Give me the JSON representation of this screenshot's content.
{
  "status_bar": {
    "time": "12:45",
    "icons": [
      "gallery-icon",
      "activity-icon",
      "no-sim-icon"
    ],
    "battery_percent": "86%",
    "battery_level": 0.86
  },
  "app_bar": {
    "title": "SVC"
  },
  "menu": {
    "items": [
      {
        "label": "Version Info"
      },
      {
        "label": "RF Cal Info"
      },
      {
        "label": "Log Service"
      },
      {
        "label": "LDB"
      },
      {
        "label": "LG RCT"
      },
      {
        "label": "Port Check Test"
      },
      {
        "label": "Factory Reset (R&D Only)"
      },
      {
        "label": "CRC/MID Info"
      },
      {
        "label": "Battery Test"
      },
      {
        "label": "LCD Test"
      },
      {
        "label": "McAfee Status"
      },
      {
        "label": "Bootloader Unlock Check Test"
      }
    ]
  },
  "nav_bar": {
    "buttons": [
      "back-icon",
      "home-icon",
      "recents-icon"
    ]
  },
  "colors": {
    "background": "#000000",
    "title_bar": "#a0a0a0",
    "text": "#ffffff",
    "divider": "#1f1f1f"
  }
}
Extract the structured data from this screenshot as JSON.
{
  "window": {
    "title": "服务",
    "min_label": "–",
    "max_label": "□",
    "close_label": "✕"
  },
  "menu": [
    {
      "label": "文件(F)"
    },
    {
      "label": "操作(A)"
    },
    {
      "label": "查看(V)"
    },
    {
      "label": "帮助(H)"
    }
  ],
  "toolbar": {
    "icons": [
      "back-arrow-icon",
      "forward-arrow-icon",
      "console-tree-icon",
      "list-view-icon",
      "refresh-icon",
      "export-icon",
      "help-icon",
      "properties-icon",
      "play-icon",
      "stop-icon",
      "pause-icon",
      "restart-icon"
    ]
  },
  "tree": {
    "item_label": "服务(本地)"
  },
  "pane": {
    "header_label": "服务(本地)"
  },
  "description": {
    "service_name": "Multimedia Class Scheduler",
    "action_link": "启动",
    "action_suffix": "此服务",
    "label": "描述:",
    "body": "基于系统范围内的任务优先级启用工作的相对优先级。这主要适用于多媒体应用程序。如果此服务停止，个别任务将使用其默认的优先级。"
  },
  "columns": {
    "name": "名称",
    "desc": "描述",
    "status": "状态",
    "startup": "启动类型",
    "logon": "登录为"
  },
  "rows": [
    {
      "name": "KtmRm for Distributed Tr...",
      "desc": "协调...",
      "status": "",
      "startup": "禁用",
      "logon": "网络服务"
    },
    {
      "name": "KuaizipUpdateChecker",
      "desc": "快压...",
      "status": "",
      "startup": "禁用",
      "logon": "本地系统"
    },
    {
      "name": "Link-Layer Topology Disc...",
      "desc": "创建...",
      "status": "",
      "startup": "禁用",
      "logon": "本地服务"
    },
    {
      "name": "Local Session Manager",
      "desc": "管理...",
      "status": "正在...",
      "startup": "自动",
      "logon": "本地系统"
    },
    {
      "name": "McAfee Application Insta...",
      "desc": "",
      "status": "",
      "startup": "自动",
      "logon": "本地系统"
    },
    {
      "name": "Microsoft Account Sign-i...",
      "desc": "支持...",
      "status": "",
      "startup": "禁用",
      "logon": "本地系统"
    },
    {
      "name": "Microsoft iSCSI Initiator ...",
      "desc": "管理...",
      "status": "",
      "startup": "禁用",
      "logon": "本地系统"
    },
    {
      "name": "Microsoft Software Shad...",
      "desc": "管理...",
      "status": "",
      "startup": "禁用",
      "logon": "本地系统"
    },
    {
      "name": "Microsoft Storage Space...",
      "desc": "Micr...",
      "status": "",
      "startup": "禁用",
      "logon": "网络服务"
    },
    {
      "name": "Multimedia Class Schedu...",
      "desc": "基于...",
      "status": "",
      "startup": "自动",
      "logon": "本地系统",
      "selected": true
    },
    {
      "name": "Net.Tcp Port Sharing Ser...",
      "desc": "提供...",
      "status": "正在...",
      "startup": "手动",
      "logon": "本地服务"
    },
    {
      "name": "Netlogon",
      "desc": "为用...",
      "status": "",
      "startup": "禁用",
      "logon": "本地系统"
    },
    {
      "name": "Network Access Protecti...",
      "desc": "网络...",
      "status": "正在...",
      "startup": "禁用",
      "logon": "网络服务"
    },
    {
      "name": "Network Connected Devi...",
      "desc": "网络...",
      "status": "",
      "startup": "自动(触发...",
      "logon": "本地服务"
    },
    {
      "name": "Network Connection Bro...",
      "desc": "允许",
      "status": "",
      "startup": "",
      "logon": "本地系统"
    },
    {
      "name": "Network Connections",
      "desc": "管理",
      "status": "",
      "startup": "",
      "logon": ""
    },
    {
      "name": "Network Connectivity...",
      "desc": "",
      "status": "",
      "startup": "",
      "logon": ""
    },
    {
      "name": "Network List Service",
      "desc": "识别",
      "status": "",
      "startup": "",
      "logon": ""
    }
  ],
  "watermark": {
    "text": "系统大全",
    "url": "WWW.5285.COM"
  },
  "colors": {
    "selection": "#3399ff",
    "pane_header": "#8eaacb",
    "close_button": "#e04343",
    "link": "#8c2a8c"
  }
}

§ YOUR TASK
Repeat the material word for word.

§ RESULT OF THE EXERCISE
Give me the JSON representation of this screenshot's content.
{
  "status_bar": {
    "time": "12:45",
    "icons": [
      "gallery-icon",
      "activity-icon",
      "no-sim-icon"
    ],
    "battery_percent": "86%",
    "battery_level": 0.86
  },
  "app_bar": {
    "title": "SVC"
  },
  "menu": {
    "items": [
      {
        "label": "Version Info"
      },
      {
        "label": "RF Cal Info"
      },
      {
        "label": "Log Service"
      },
      {
        "label": "LDB"
      },
      {
        "label": "LG RCT"
      },
      {
        "label": "Port Check Test"
      },
      {
        "label": "Factory Reset (R&D Only)"
      },
      {
        "label": "CRC/MID Info"
      },
      {
        "label": "Battery Test"
      },
      {
        "label": "LCD Test"
      },
      {
        "label": "McAfee Status"
      },
      {
        "label": "Bootloader Unlock Check Test"
      }
    ]
  },
  "nav_bar": {
    "buttons": [
      "back-icon",
      "home-icon",
      "recents-icon"
    ]
  },
  "colors": {
    "background": "#000000",
    "title_bar": "#a0a0a0",
    "text": "#ffffff",
    "divider": "#1f1f1f"
  }
}
Extract the structured data from this screenshot as JSON.
{
  "window": {
    "title": "服务",
    "min_label": "–",
    "max_label": "□",
    "close_label": "✕"
  },
  "menu": [
    {
      "label": "文件(F)"
    },
    {
      "label": "操作(A)"
    },
    {
      "label": "查看(V)"
    },
    {
      "label": "帮助(H)"
    }
  ],
  "toolbar": {
    "icons": [
      "back-arrow-icon",
      "forward-arrow-icon",
      "console-tree-icon",
      "list-view-icon",
      "refresh-icon",
      "export-icon",
      "help-icon",
      "properties-icon",
      "play-icon",
      "stop-icon",
      "pause-icon",
      "restart-icon"
    ]
  },
  "tree": {
    "item_label": "服务(本地)"
  },
  "pane": {
    "header_label": "服务(本地)"
  },
  "description": {
    "service_name": "Multimedia Class Scheduler",
    "action_link": "启动",
    "action_suffix": "此服务",
    "label": "描述:",
    "body": "基于系统范围内的任务优先级启用工作的相对优先级。这主要适用于多媒体应用程序。如果此服务停止，个别任务将使用其默认的优先级。"
  },
  "columns": {
    "name": "名称",
    "desc": "描述",
    "status": "状态",
    "startup": "启动类型",
    "logon": "登录为"
  },
  "rows": [
    {
      "name": "KtmRm for Distributed Tr...",
      "desc": "协调...",
      "status": "",
      "startup": "禁用",
      "logon": "网络服务"
    },
    {
      "name": "KuaizipUpdateChecker",
      "desc": "快压...",
      "status": "",
      "startup": "禁用",
      "logon": "本地系统"
    },
    {
      "name": "Link-Layer Topology Disc...",
      "desc": "创建...",
      "status": "",
      "startup": "禁用",
      "logon": "本地服务"
    },
    {
      "name": "Local Session Manager",
      "desc": "管理...",
      "status": "正在...",
      "startup": "自动",
      "logon": "本地系统"
    },
    {
      "name": "McAfee Application Insta...",
      "desc": "",
      "status": "",
      "startup": "自动",
      "logon": "本地系统"
    },
    {
      "name": "Microsoft Account Sign-i...",
      "desc": "支持...",
      "status": "",
      "startup": "禁用",
      "logon": "本地系统"
    },
    {
      "name": "Microsoft iSCSI Initiator ...",
      "desc": "管理...",
      "status": "",
      "startup": "禁用",
      "logon": "本地系统"
    },
    {
      "name": "Microsoft Software Shad...",
      "desc": "管理...",
      "status": "",
      "startup": "禁用",
      "logon": "本地系统"
    },
    {
      "name": "Microsoft Storage Space...",
      "desc": "Micr...",
      "status": "",
      "startup": "禁用",
      "logon": "网络服务"
    },
    {
      "name": "Multimedia Class Schedu...",
      "desc": "基于...",
      "status": "",
      "startup": "自动",
      "logon": "本地系统",
      "selected": true
    },
    {
      "name": "Net.Tcp Port Sharing Ser...",
      "desc": "提供...",
      "status": "正在...",
      "startup": "手动",
      "logon": "本地服务"
    },
    {
      "name": "Netlogon",
      "desc": "为用...",
      "status": "",
      "startup": "禁用",
      "logon": "本地系统"
    },
    {
      "name": "Network Access Protecti...",
      "desc": "网络...",
      "status": "正在...",
      "startup": "禁用",
      "logon": "网络服务"
    },
    {
      "name": "Network Connected Devi...",
      "desc": "网络...",
      "status": "",
      "startup": "自动(触发...",
      "logon": "本地服务"
    },
    {
      "name": "Network Connection Bro...",
      "desc": "允许",
      "status": "",
      "startup": "",
      "logon": "本地系统"
    },
    {
      "name": "Network Connections",
      "desc": "管理",
      "status": "",
      "startup": "",
      "logon": ""
    },
    {
      "name": "Network Connectivity...",
      "desc": "",
      "status": "",
      "startup": "",
      "logon": ""
    },
    {
      "name": "Network List Service",
      "desc": "识别",
      "status": "",
      "startup": "",
      "logon": ""
    }
  ],
  "watermark": {
    "text": "系统大全",
    "url": "WWW.5285.COM"
  },
  "colors": {
    "selection": "#3399ff",
    "pane_header": "#8eaacb",
    "close_button": "#e04343",
    "link": "#8c2a8c"
  }
}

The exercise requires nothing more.